Established sculptor and teacher at Indus Valley School of Art, Jabbar Gull opted to put up an exhibition of paintings at Canvas Gallery instead of his customary wooden sculptures. Titled Ordinary Souls, the show was a collection of figurative compositions in oil on canvas with a strong emphasis on a puritanical demeanour. The artist remarked that his main sources of inspiration were “Humanity, spiritual beliefs and politics.”

Jabber Gull is interested in portraying the average human being as they exist individually and as family members, friends and citizens. He says

I am one of them so I endeavour to express their common sufferings, grief, and relationships on individual and collective levels.

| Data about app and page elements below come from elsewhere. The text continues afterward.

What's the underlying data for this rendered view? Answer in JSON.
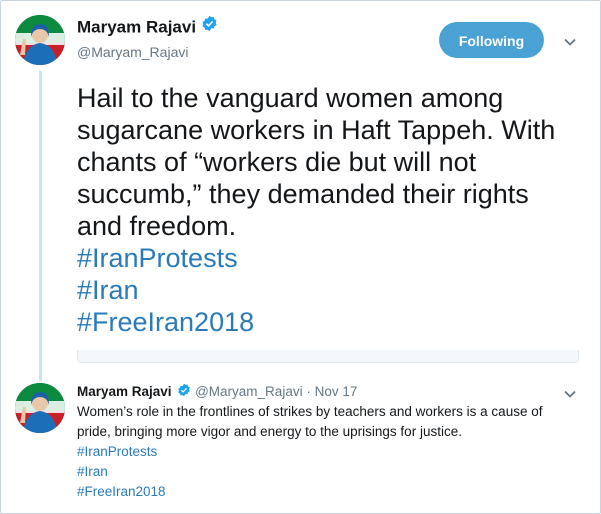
{
  "main_tweet": {
    "author_name": "Maryam Rajavi",
    "handle": "@Maryam_Rajavi",
    "follow_label": "Following",
    "text": "Hail to the vanguard women among sugarcane workers in Haft Tappeh. With chants of “workers die but will not succumb,” they demanded their rights and freedom.",
    "hashtags": [
      "#IranProtests",
      "#Iran",
      "#FreeIran2018"
    ],
    "icons": {
      "verified": "verified-badge-icon",
      "menu": "chevron-down-icon"
    }
  },
  "quoted_tweet": {
    "author_name": "Maryam Rajavi",
    "handle": "@Maryam_Rajavi",
    "separator": "·",
    "date": "Nov 17",
    "text": "Women’s role in the frontlines of strikes by teachers and workers is a cause of pride, bringing more vigor and energy to the uprisings for justice.",
    "hashtags": [
      "#IranProtests",
      "#Iran",
      "#FreeIran2018"
    ]
  },
  "colors": {
    "accent": "#1da1f2",
    "follow_button": "#4aa1d3",
    "link": "#2b7bb9",
    "thread_line": "#c7e4f2",
    "text": "#14171a",
    "muted": "#657786"
  }
}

Very particular about his portrayal, he has painted that segment of society where the Islamic dress code is strictly observed. The women are modestly clad in loose long-sleeve tunics with their heads covered in headscarves or hijab as per Islamic injunctions. Similarly the men either sport cleanshaven heads, wearing round-collared shirwanis or kurtas or wear skullcaps and are fully bearded like mullahs. Simple, sober and serious, his ordinary souls may well be subjects of Madressahs or seminaries, so uniformly chaste are they in dress and appearance. Moreover, most of the paintings are in severe grays, black and white with only just some works breaking into colour. This lack of colour also adds to the total effect of sobriety and conformity to a code of ethics.

The artist deserves credit for venturing to paint this aspect of our society. It pertains to a very real and widely prevalent attitude and belief system and apart from the cultural and religious angles, it also has political connotations these days. Today as the Muslim belief system is being falsely interpreted as extremist and fundamentalist in the West, artists should bring up these issues in their paintings.